The first is the extreme difficulty of understanding what the language and references of some of the articles mean. Arachne, in this respect, is for those who take Jacques Derrida, Julia Kristeva and Gayatri Chakravorty Spivak in their stride, for whom the language of Paragraph holds no terrors, and can appreciate why it is possible that postmodernism is already perhaps "becoming aware of its own latent obsolescence". Arachne is for readers who can treat the kind of sentence that occurs in Richard Heinemann's review of two books about Walter Benjamin as a slow half-volley inviting an easy six: "Pensky thus redeems Benjamin from Witte's claim that Benjamin's tacit complicity with the baroque allegorists masks a close affinity with the reactionary decisionism of Carl Schmitt."
As well as finding out that I am even more behind than I thought in my understanding of contemporary critical discourse, I also made some other discoveries. One, which increased my fly-like trembling as to when I was going to be discovered and devoured myself, was that Rene Girard's widely admired Deceit, Desire and the Novel is written from an exclusively and regrettably male point of view. I also learnt that another of my heroes, Stanley Fish, is fond of "wheeling out" what is presented as a false distinction between "the classroom, the college or university and their disciplines of literature, philosophy and criticism, and the harsh world of practice and activity, the protestant realm of act and purpose". I do this too, so Arachne has also taught me that I am socially and politically guilty as well as mentally retarded.
Arachne is interested in postcolonialism, and the first issue inaugurates a welcome custom of an introductory paper on a major theme followed by two or three quite lengthy comments. I found the debate sparked off by David Hart's paper a bit disappointing. It talked too much about western theory and not enough about the writers who expressed the experience of having moved from genuine oppression to apparent liberation.

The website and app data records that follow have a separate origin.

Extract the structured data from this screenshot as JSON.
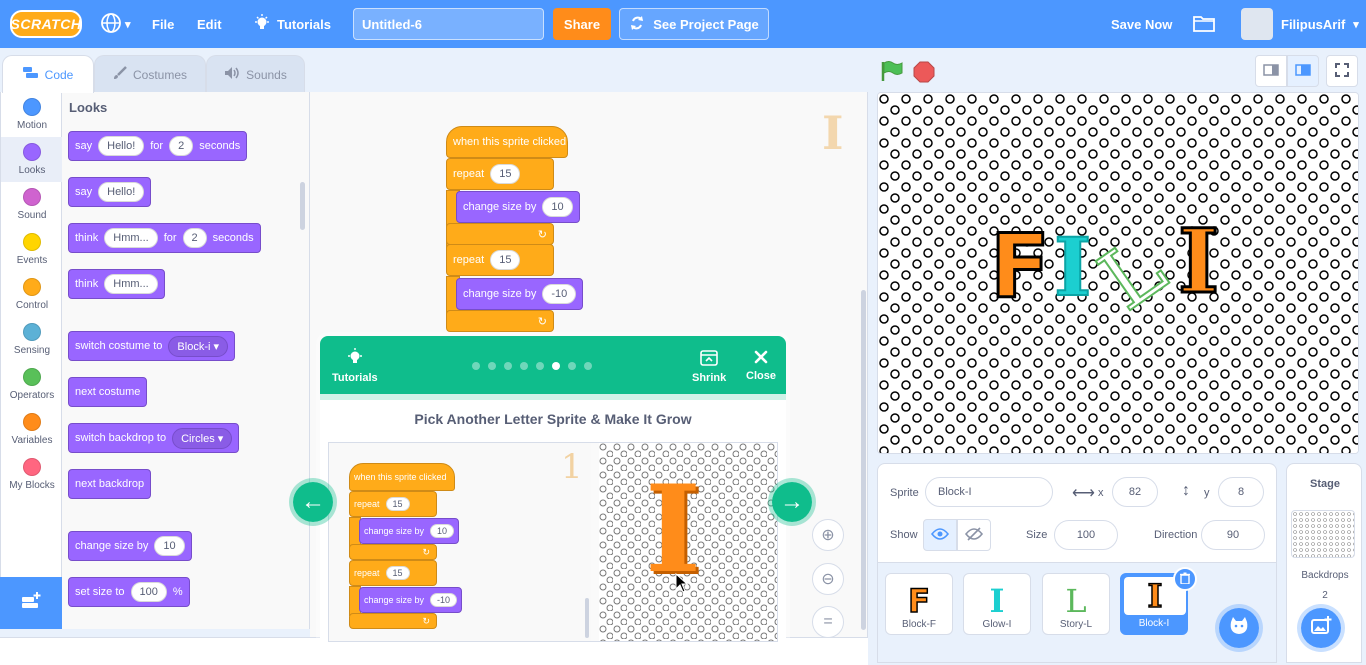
{
  "menu": {
    "logo": "SCRATCH",
    "globe_arrow": "▾",
    "file": "File",
    "edit": "Edit",
    "tutorials": "Tutorials",
    "project_title": "Untitled-6",
    "share": "Share",
    "see_project": "See Project Page",
    "save_now": "Save Now",
    "username": "FilipusArif"
  },
  "tabs": {
    "code": "Code",
    "costumes": "Costumes",
    "sounds": "Sounds"
  },
  "categories": [
    {
      "label": "Motion",
      "color": "#4c97ff"
    },
    {
      "label": "Looks",
      "color": "#9966ff"
    },
    {
      "label": "Sound",
      "color": "#cf63cf"
    },
    {
      "label": "Events",
      "color": "#ffd500"
    },
    {
      "label": "Control",
      "color": "#ffab19"
    },
    {
      "label": "Sensing",
      "color": "#5cb1d6"
    },
    {
      "label": "Operators",
      "color": "#59c059"
    },
    {
      "label": "Variables",
      "color": "#ff8c1a"
    },
    {
      "label": "My Blocks",
      "color": "#ff6680"
    }
  ],
  "palette": {
    "title": "Looks",
    "say_for": {
      "say": "say",
      "msg": "Hello!",
      "for": "for",
      "secs": "2",
      "seconds": "seconds"
    },
    "say": {
      "say": "say",
      "msg": "Hello!"
    },
    "think_for": {
      "think": "think",
      "msg": "Hmm...",
      "for": "for",
      "secs": "2",
      "seconds": "seconds"
    },
    "think": {
      "think": "think",
      "msg": "Hmm..."
    },
    "switch_costume": {
      "label": "switch costume to",
      "value": "Block-i"
    },
    "next_costume": "next costume",
    "switch_backdrop": {
      "label": "switch backdrop to",
      "value": "Circles"
    },
    "next_backdrop": "next backdrop",
    "change_size": {
      "label": "change size by",
      "value": "10"
    },
    "set_size": {
      "label": "set size to",
      "value": "100",
      "unit": "%"
    }
  },
  "script": {
    "hat": "when this sprite clicked",
    "repeat1": {
      "label": "repeat",
      "value": "15"
    },
    "change1": {
      "label": "change size by",
      "value": "10"
    },
    "repeat2": {
      "label": "repeat",
      "value": "15"
    },
    "change2": {
      "label": "change size by",
      "value": "-10"
    },
    "loop_arrow": "↻"
  },
  "workspace": {
    "sprite_letter": "I"
  },
  "tutorial": {
    "tutorials_label": "Tutorials",
    "shrink": "Shrink",
    "close": "Close",
    "title": "Pick Another Letter Sprite & Make It Grow",
    "step_count": 8,
    "active_step": 6,
    "img": {
      "hat": "when this sprite clicked",
      "repeat1": "repeat",
      "r1v": "15",
      "change1": "change size by",
      "c1v": "10",
      "repeat2": "repeat",
      "r2v": "15",
      "change2": "change size by",
      "c2v": "-10",
      "letter": "I",
      "ghost_letter": "1"
    }
  },
  "stage": {
    "letters": [
      "F",
      "I",
      "L",
      "I"
    ]
  },
  "sprite_info": {
    "sprite_label": "Sprite",
    "sprite_name": "Block-I",
    "x_label": "x",
    "x": "82",
    "y_label": "y",
    "y": "8",
    "show_label": "Show",
    "size_label": "Size",
    "size": "100",
    "direction_label": "Direction",
    "direction": "90"
  },
  "sprites": [
    {
      "name": "Block-F",
      "letter": "F",
      "color": "#ff8c1a"
    },
    {
      "name": "Glow-I",
      "letter": "I",
      "color": "#1ccfd0"
    },
    {
      "name": "Story-L",
      "letter": "L",
      "color": "#5cb85c"
    },
    {
      "name": "Block-I",
      "letter": "I",
      "color": "#ff8c1a"
    }
  ],
  "stage_panel": {
    "title": "Stage",
    "backdrops_label": "Backdrops",
    "backdrops_count": "2"
  },
  "icons": {
    "globe": "globe-icon",
    "bulb": "bulb-icon",
    "remix": "remix-icon",
    "folder": "folder-icon",
    "flag": "green-flag-icon",
    "stop": "stop-icon",
    "zoom_in": "zoom-in-icon",
    "zoom_out": "zoom-out-icon"
  }
}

I even preferred, in this respect, the whiff of progressively minded witchhunting in the question "Why is Show Boat being shown in Toronto despite the protests of many within the local African-Canadian community?", and again learnt from my reply - "because people are ready to pay money to see it" - that I am as steeped in bourgeois sin as ever.
I preferred the equally lively debate in the second issue between Peter Goodrich and others on the theme "Of law and forgetting", from which I learnt of how the recommendation that the "literary and poetic satires of the blindness of lawyers and of the addictive and deathbound quality of legal study" may point to the possible ability of literature to "open the law to traditions, experiences, cultures and languages which an insular and embattled profession ignores at its peril".
Arachne is agreeably eclectic in its acceptance of articles on a wide range of topics, especially theology and linguistics. I enjoyed Anne Simon's "Medieval pilgrimage literature", which also taught me that "the actual business of pilgrimage was thoroughly organised, much like a modern package holiday". These first three issues also offer equally interesting facts about the development of punctuation in the West, the attitude of Talmudic culture towards sexuality - not necessarily misogynistic, and all for a lively relationship between man and wife - and about the ability of French, as opposed to Russian, to communicate implicitly with the reader rather than through formal statement.
Arachne is looking for contributions in English or French, and the next two numbers are already planned: "Anthropological approaches to medieval literature" and "The influence of the Baroque on the theatre of Sor Juana de la Cruz".
Philip Thody is emeritus professor of French, University of Leeds.